Put away the swim suits and your favorite high-waisted shorts!


The transitional months of fall can cause some fashion headaches as you try to figure out what clothing to keep in your closet. With limited amount of college living space and the ever-unpredictable Nebraska weather, sometimes it’s difficult to know what should be taking up that precious closet space as you transition into winter. As you pack away those tanks and shorts for the chilly months ahead, get your closet ready with a few Fall must-haves. 

Keep Reading... Show less
Content Inspiration

Top 3 Response Articles of This Week

Take a look at the articles driving big conversations on Odyssey.


At Odyssey, we're on a mission to encourage constructive discourse on the Internet.
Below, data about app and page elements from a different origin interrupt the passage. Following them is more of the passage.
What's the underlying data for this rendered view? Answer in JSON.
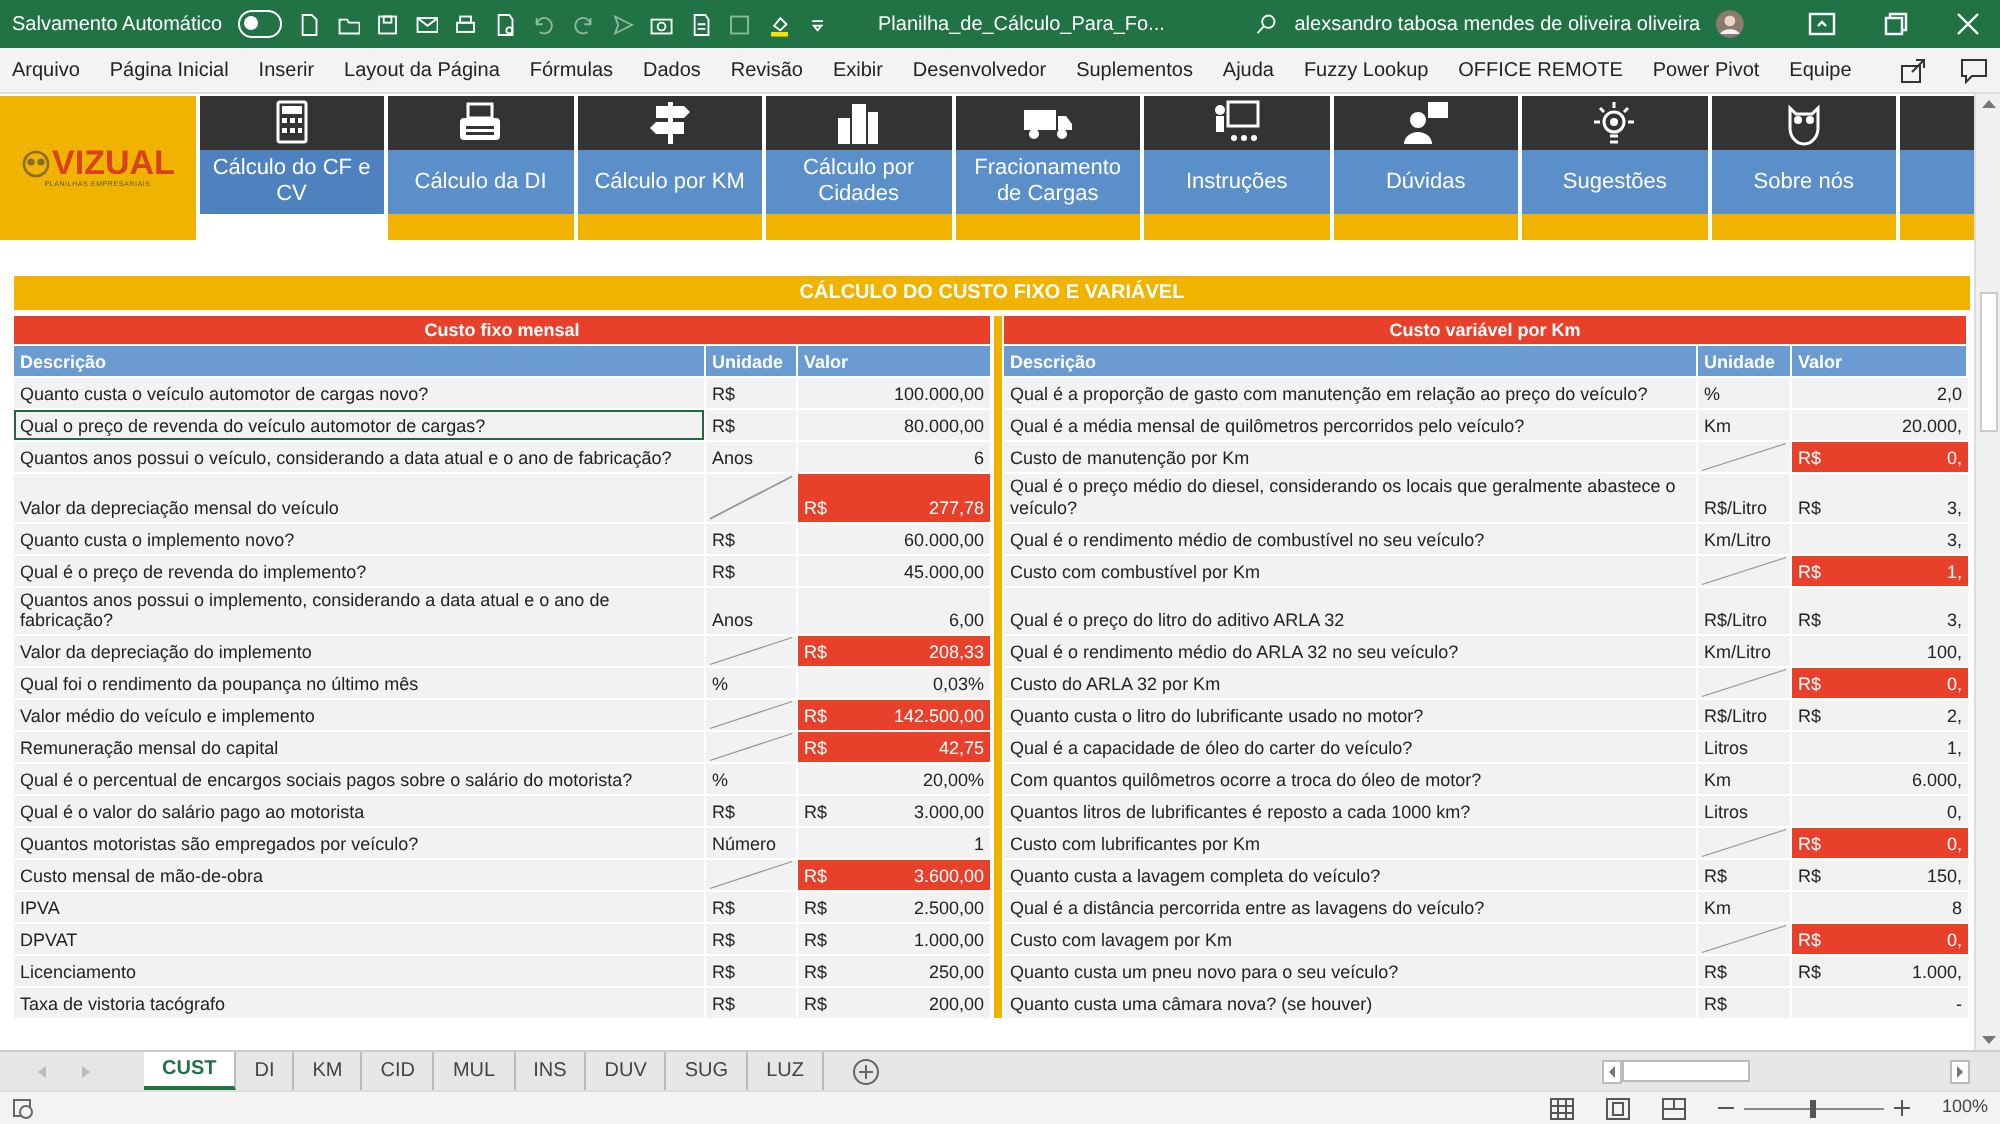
{
  "title_bar": {
    "autosave_label": "Salvamento Automático",
    "autosave_on": false,
    "filename": "Planilha_de_Cálculo_Para_Fo...",
    "user": "alexsandro tabosa mendes de oliveira oliveira"
  },
  "menu": [
    "Arquivo",
    "Página Inicial",
    "Inserir",
    "Layout da Página",
    "Fórmulas",
    "Dados",
    "Revisão",
    "Exibir",
    "Desenvolvedor",
    "Suplementos",
    "Ajuda",
    "Fuzzy Lookup",
    "OFFICE REMOTE",
    "Power Pivot",
    "Equipe"
  ],
  "logo": {
    "name": "VIZUAL",
    "tagline": "PLANILHAS EMPRESARIAIS"
  },
  "nav_tabs": [
    {
      "label": "Cálculo do CF e CV",
      "selected": true
    },
    {
      "label": "Cálculo da DI",
      "selected": false
    },
    {
      "label": "Cálculo por KM",
      "selected": false
    },
    {
      "label": "Cálculo por Cidades",
      "selected": false
    },
    {
      "label": "Fracionamento de Cargas",
      "selected": false
    },
    {
      "label": "Instruções",
      "selected": false
    },
    {
      "label": "Dúvidas",
      "selected": false
    },
    {
      "label": "Sugestões",
      "selected": false
    },
    {
      "label": "Sobre nós",
      "selected": false
    }
  ],
  "sheet_title": "CÁLCULO DO CUSTO FIXO E VARIÁVEL",
  "tables": [
    {
      "title": "Custo fixo mensal",
      "columns": [
        "Descrição",
        "Unidade",
        "Valor"
      ],
      "rows": [
        {
          "description": "Quanto custa o veículo automotor de cargas novo?",
          "unit": "R$",
          "value": "100.000,00",
          "kind": "input",
          "selected": false
        },
        {
          "description": "Qual o preço de revenda do veículo automotor de cargas?",
          "unit": "R$",
          "value": "80.000,00",
          "kind": "input",
          "selected": true
        },
        {
          "description": "Quantos anos possui o veículo, considerando a data atual e o ano de fabricação?",
          "unit": "Anos",
          "value": "6",
          "kind": "input",
          "selected": false
        },
        {
          "description": "Valor da depreciação mensal do veículo",
          "currency": "R$",
          "value": "277,78",
          "kind": "calc",
          "selected": false
        },
        {
          "description": "Quanto custa o implemento novo?",
          "unit": "R$",
          "value": "60.000,00",
          "kind": "input",
          "selected": false
        },
        {
          "description": "Qual é o preço de revenda do implemento?",
          "unit": "R$",
          "value": "45.000,00",
          "kind": "input",
          "selected": false
        },
        {
          "description": "Quantos anos possui o implemento, considerando a data atual e o ano de fabricação?",
          "unit": "Anos",
          "value": "6,00",
          "kind": "input",
          "selected": false
        },
        {
          "description": "Valor da depreciação do implemento",
          "currency": "R$",
          "value": "208,33",
          "kind": "calc",
          "selected": false
        },
        {
          "description": "Qual foi o rendimento da poupança no último mês",
          "unit": "%",
          "value": "0,03%",
          "kind": "input",
          "selected": false
        },
        {
          "description": "Valor médio do veículo e implemento",
          "currency": "R$",
          "value": "142.500,00",
          "kind": "calc",
          "selected": false
        },
        {
          "description": "Remuneração mensal do capital",
          "currency": "R$",
          "value": "42,75",
          "kind": "calc",
          "selected": false
        },
        {
          "description": "Qual é o percentual de encargos sociais pagos sobre o salário do motorista?",
          "unit": "%",
          "value": "20,00%",
          "kind": "input",
          "selected": false
        },
        {
          "description": "Qual é o valor do salário pago ao motorista",
          "unit": "R$",
          "currency": "R$",
          "value": "3.000,00",
          "kind": "input",
          "selected": false
        },
        {
          "description": "Quantos motoristas são empregados por veículo?",
          "unit": "Número",
          "value": "1",
          "kind": "input",
          "selected": false
        },
        {
          "description": "Custo mensal de mão-de-obra",
          "currency": "R$",
          "value": "3.600,00",
          "kind": "calc",
          "selected": false
        },
        {
          "description": "IPVA",
          "unit": "R$",
          "currency": "R$",
          "value": "2.500,00",
          "kind": "input",
          "selected": false
        },
        {
          "description": "DPVAT",
          "unit": "R$",
          "currency": "R$",
          "value": "1.000,00",
          "kind": "input",
          "selected": false
        },
        {
          "description": "Licenciamento",
          "unit": "R$",
          "currency": "R$",
          "value": "250,00",
          "kind": "input",
          "selected": false
        },
        {
          "description": "Taxa de vistoria tacógrafo",
          "unit": "R$",
          "currency": "R$",
          "value": "200,00",
          "kind": "input",
          "selected": false
        }
      ]
    },
    {
      "title": "Custo variável por Km",
      "columns": [
        "Descrição",
        "Unidade",
        "Valor"
      ],
      "rows": [
        {
          "description": "Qual é a proporção de gasto com manutenção em relação ao preço do veículo?",
          "unit": "%",
          "value": "2,0",
          "kind": "input",
          "selected": false
        },
        {
          "description": "Qual é a média mensal de quilômetros percorridos pelo veículo?",
          "unit": "Km",
          "value": "20.000,",
          "kind": "input",
          "selected": false
        },
        {
          "description": "Custo de manutenção por Km",
          "currency": "R$",
          "value": "0,",
          "kind": "calc",
          "selected": false
        },
        {
          "description": "Qual é o preço médio do diesel, considerando os locais que geralmente abastece o veículo?",
          "unit": "R$/Litro",
          "currency": "R$",
          "value": "3,",
          "kind": "input",
          "selected": false
        },
        {
          "description": "Qual é o rendimento médio de combustível no seu veículo?",
          "unit": "Km/Litro",
          "value": "3,",
          "kind": "input",
          "selected": false
        },
        {
          "description": "Custo com combustível por Km",
          "currency": "R$",
          "value": "1,",
          "kind": "calc",
          "selected": false
        },
        {
          "description": "Qual é o preço do litro do aditivo ARLA 32",
          "unit": "R$/Litro",
          "currency": "R$",
          "value": "3,",
          "kind": "input",
          "selected": false
        },
        {
          "description": "Qual é o rendimento médio do ARLA 32 no seu veículo?",
          "unit": "Km/Litro",
          "value": "100,",
          "kind": "input",
          "selected": false
        },
        {
          "description": "Custo do ARLA 32 por Km",
          "currency": "R$",
          "value": "0,",
          "kind": "calc",
          "selected": false
        },
        {
          "description": "Quanto custa o litro do lubrificante usado no motor?",
          "unit": "R$/Litro",
          "currency": "R$",
          "value": "2,",
          "kind": "input",
          "selected": false
        },
        {
          "description": "Qual é a capacidade de óleo do carter do veículo?",
          "unit": "Litros",
          "value": "1,",
          "kind": "input",
          "selected": false
        },
        {
          "description": "Com quantos quilômetros ocorre a troca do óleo de motor?",
          "unit": "Km",
          "value": "6.000,",
          "kind": "input",
          "selected": false
        },
        {
          "description": "Quantos litros de lubrificantes é reposto a cada 1000 km?",
          "unit": "Litros",
          "value": "0,",
          "kind": "input",
          "selected": false
        },
        {
          "description": "Custo com lubrificantes por Km",
          "currency": "R$",
          "value": "0,",
          "kind": "calc",
          "selected": false
        },
        {
          "description": "Quanto custa a lavagem completa do veículo?",
          "unit": "R$",
          "currency": "R$",
          "value": "150,",
          "kind": "input",
          "selected": false
        },
        {
          "description": "Qual é a distância percorrida entre as lavagens do veículo?",
          "unit": "Km",
          "value": "8",
          "kind": "input",
          "selected": false
        },
        {
          "description": "Custo com lavagem por Km",
          "currency": "R$",
          "value": "0,",
          "kind": "calc",
          "selected": false
        },
        {
          "description": "Quanto custa um pneu novo para o seu veículo?",
          "unit": "R$",
          "currency": "R$",
          "value": "1.000,",
          "kind": "input",
          "selected": false
        },
        {
          "description": "Quanto custa uma câmara nova? (se houver)",
          "unit": "R$",
          "value": "-",
          "kind": "input",
          "selected": false
        }
      ]
    }
  ],
  "sheet_tabs": [
    {
      "label": "CUST",
      "selected": true
    },
    {
      "label": "DI",
      "selected": false
    },
    {
      "label": "KM",
      "selected": false
    },
    {
      "label": "CID",
      "selected": false
    },
    {
      "label": "MUL",
      "selected": false
    },
    {
      "label": "INS",
      "selected": false
    },
    {
      "label": "DUV",
      "selected": false
    },
    {
      "label": "SUG",
      "selected": false
    },
    {
      "label": "LUZ",
      "selected": false
    }
  ],
  "zoom": {
    "level": 0.5,
    "reading": "100%"
  }
}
That's why we created the response button you can find at the bottom of every article.

Keep Reading... Show less
Student Life

Holidays With A Small Family

I wouldn't trade what we have for the world.

Matt Johnsn

When I was a kid I always went to my grandparents house whenever we celebrated any sort of holiday. We were a decently sized family and it was always a blessing to be in their house and surrounded by love during the holiday season. However, that all changed when my grandfather passed away and my grandmother was diagnosed with Alzheimer's. The family then began to drift apart and life went on, and we ended up all celebrating our own holidays with other family members.

Keep Reading... Show less

Safe Spaces Or Regressive Spaces?

Turns out shielding yourself from ideas can be detrimental to your ability to learn


College is a place for people who want to learn. That is the primary function of any academic institution. Its purpose is not to coddle us, nor should the community always be in agreement with us. We are supposed to surround ourselves with a variety of viewpoints that challenge us to learn, not the same repetitive points of view that make us happy.

Keep Reading... Show less

Black Friday is back to being Black Friday

This year, malls are standing up against Black Friday beginning on Thanksgiving. Doors won't be opening until Friday morning.


Last week my twitter feed was full of exclamations of how excited people were that our local mall, Westmoreland Mall would be closed on Thanksgiving Day this year. For those who work during the busy holiday days and hours, a celebration was in order. For the die-hard deal finders and shoppers though, they didn’t seem very happy.

Keep Reading... Show less

Subscribe to Our Newsletter

Facebook Comments